Question: I have terrible credit. Yes, it’s my fault, and I’m working on it. But I can’t qualify for a credit card, it’s so bad. That was cool for awhile, and I took your suggestion, Howard. I lived without one for a long time. It wasn’t as bad as I thought. And I did save.
But now I need a credit card so I can travel for this new job I got. So I looked up getting a secured credit card — and I found you quoted in this other website’s story! You said, “If your credit is poor and you need a secured card, choose the most boring one. That means the lowest interest rate and the lowest annual fee.”
But then I read Debt.com, and you guys recommended a whole bunch of cards, many with a lot of perks. So now that I need one, I’m confused. What should I do?
— Keri in Ohio
Howard Dvorkin CPA answers…
Because everyone’s debt predicament is different, there’s no single solution — or single credit card — to get you back on the path to financial freedom. That’s why Debt.com offers so may options. We do our best to explain them all, but it can indeed get confusing.
In your case, Keri, I asked you a few follow-up questions. I stick to my suggestion that you look for the “most boring” card you can get. Why? Because you don’t spend or travel enough to trade a low interest rate for reward points.
For instance, the LANPASS secured Visa card gives you 5,000 airline miles when you sign up and one mile for each dollar you spend — on South American carrier LAN. Is this a perk you really need?
The story you saw me quoted in was from GoBankingRates, and that helpful website was focusing on the Discover it secured card. As you read, it offers impressive cash-back rewards for a secured card. The interest rate is higher than its competitors, but not by much.

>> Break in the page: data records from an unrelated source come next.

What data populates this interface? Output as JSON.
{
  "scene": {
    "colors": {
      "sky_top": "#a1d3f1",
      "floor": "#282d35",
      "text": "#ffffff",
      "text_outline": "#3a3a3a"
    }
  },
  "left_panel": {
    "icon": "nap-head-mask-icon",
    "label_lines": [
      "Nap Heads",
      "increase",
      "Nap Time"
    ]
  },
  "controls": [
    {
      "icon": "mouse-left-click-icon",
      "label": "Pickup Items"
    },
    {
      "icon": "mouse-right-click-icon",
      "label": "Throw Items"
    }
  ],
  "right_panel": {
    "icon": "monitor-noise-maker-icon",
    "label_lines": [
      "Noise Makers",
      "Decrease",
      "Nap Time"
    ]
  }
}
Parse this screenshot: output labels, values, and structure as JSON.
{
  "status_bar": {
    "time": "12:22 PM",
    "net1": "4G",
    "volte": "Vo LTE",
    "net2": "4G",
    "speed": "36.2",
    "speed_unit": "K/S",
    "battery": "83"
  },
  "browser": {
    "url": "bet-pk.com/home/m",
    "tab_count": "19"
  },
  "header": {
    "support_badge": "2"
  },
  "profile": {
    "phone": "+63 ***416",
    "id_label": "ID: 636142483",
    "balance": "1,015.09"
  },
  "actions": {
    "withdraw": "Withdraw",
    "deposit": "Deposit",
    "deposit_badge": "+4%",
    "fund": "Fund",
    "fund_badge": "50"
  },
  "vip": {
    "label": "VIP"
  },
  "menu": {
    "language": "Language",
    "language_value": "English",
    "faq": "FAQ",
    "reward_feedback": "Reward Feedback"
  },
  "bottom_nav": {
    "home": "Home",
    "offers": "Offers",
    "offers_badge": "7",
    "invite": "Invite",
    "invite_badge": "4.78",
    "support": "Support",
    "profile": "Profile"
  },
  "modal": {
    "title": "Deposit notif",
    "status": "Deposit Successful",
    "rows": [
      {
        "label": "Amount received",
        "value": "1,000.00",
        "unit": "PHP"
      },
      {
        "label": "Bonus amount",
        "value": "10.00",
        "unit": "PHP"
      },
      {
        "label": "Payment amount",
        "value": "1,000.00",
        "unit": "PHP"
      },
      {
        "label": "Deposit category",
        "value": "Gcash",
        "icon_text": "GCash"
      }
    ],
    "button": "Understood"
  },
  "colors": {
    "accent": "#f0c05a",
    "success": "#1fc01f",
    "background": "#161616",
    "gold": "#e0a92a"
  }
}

Still, you told me you plan to keep using cash as much as possible, Keri. I applaud that decision, but it also means you won’t be racking up big balances, which means you won’t earn a lot of cash back. That brings me back to my original suggestion: Find a boring card with a low annual fee (since most secured cards have one) and the lowest interest rate possible.
Have a debt question?
Email your question to email@example.com and Howard Dvorkin will review it. Dvorkin is a CPA, chairman of Debt.com, and author of two personal finance books, Credit Hell: How to Dig Yourself Out of Debt and Power Up: Taking Charge of Your Financial Destiny.